If you are like most individuals today, you own or use at least one wireless device. In fact, current statistics show that nearly 1/3 of the world’s population, including individuals residing in third world countries, are internet users. In the US, approximately 90% of the population accesses the internet via wireless devices.
As I speak, I am writing this log post from a personal netbook computer – like a laptop, but smaller, lighter, more portable. I am posting from a private wifi network, while sitting next to me, a friend surfs the web on their own wireless device. Meanwhile, a third wireless device, this one a phone, automatically connects to the networks for faster and constant communication. Also accessing the wifi network, passively and constantly, are a printer, a gaming console, a dvd player, an ipad, television, a sleeping netbook, and an ipod. You may be thinking that this is excessive, but what is becoming more and more common is a constant connection for instantaneous access to communication and information. The wifi router – the device that makes the internet connection from a provider accessible to devices in the home or business – here is an N-router. This is one of the fastest single antenna routers available. The connection is a 12 mbps downlink cable connection.
don’t worry, I barely understand all that myself. What it boils down to is that is this connected, private household, there is a fast, robust wifi connection available that can support the myriad of devices listed without considerable internet slow-down.
The reason I am writing this blog from a private wifi network in the first place is this: I could not load the page from the internet coffee shop down the block.
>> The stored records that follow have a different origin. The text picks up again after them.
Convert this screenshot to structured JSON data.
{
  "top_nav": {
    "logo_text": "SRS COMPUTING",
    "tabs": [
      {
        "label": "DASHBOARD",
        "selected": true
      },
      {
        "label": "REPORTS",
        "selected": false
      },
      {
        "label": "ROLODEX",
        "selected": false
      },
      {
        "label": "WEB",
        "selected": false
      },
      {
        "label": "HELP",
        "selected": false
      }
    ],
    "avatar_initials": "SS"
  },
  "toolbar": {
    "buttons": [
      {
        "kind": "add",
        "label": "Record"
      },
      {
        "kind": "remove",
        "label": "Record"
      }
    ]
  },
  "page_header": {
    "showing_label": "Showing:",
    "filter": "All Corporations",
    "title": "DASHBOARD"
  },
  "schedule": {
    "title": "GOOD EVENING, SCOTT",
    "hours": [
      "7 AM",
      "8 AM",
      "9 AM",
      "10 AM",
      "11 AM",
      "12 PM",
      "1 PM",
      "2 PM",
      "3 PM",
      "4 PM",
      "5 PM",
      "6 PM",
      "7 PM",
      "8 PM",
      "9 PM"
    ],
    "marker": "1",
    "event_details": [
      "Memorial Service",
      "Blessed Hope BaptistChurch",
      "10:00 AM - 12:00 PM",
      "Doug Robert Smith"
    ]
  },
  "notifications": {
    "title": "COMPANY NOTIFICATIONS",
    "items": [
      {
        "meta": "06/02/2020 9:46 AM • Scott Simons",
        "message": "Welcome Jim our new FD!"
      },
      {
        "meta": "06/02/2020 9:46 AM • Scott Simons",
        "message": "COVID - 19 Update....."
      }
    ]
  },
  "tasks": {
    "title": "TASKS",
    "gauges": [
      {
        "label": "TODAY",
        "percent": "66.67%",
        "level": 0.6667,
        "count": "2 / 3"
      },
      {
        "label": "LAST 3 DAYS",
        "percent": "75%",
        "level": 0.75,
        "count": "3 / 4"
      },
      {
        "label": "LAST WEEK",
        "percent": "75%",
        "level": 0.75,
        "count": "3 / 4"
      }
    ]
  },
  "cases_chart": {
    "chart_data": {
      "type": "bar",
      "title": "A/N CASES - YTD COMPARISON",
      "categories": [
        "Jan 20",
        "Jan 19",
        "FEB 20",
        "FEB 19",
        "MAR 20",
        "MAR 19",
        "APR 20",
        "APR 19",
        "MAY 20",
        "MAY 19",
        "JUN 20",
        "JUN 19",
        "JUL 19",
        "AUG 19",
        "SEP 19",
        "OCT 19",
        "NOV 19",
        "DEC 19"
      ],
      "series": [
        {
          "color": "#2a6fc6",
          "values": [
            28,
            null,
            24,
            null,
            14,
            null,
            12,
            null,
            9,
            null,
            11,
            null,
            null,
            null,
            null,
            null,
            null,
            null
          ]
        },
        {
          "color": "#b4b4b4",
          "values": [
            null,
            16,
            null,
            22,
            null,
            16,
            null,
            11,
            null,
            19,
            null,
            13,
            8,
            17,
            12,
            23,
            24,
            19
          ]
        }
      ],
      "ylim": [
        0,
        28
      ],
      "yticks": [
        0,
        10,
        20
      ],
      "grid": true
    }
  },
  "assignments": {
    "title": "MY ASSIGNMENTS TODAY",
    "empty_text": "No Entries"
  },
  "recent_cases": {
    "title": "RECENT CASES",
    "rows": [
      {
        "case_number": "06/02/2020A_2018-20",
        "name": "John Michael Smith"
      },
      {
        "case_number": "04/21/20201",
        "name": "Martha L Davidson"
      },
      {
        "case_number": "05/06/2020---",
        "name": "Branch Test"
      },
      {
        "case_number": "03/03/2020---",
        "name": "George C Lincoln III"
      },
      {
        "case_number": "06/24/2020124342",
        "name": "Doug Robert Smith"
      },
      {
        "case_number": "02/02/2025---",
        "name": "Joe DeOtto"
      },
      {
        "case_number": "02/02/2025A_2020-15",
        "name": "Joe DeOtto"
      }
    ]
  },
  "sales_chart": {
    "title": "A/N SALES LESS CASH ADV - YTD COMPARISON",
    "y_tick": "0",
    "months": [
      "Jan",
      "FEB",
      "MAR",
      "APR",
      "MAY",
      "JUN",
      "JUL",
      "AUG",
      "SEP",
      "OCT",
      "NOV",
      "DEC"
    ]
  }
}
Because it is a public location, with advertised free wifi for customers, one would think that the connection available would be robust enough to support the needs of the users. However, with ten customers sitting with their coffee, four on laptops or netbooks, and (let’s estimate) 9 of the 10 carrying smartphones that automatically connect to the internet, the connection was so bogged down that I could not load a webpage. As a matter of fact, I couldn’t load any webpages for a while.
The router at the coffee shop is likely built into a DSL modem. This means that the equipment comes from the phone company, is less robust to begin with, and is doing double duty. It simply cannot support the needs of customers on an average Sunday afternoon.
This is a growing problem for the millions of wireless users that expect t to be able to obtain their content quickly and anywhere. The equipment is outdated and not up to par with the technology being used. The wifi networks simply are not up to the task required by growing numbers of wireless devices.
Until such time as that changes, plan to pull internet from friends and family, not from cafes and coffee shops struggling to support growing numbers of users. And you might want to consider a larger data plan for the a smart phone — the wifi connects just aren’t cutting it these days.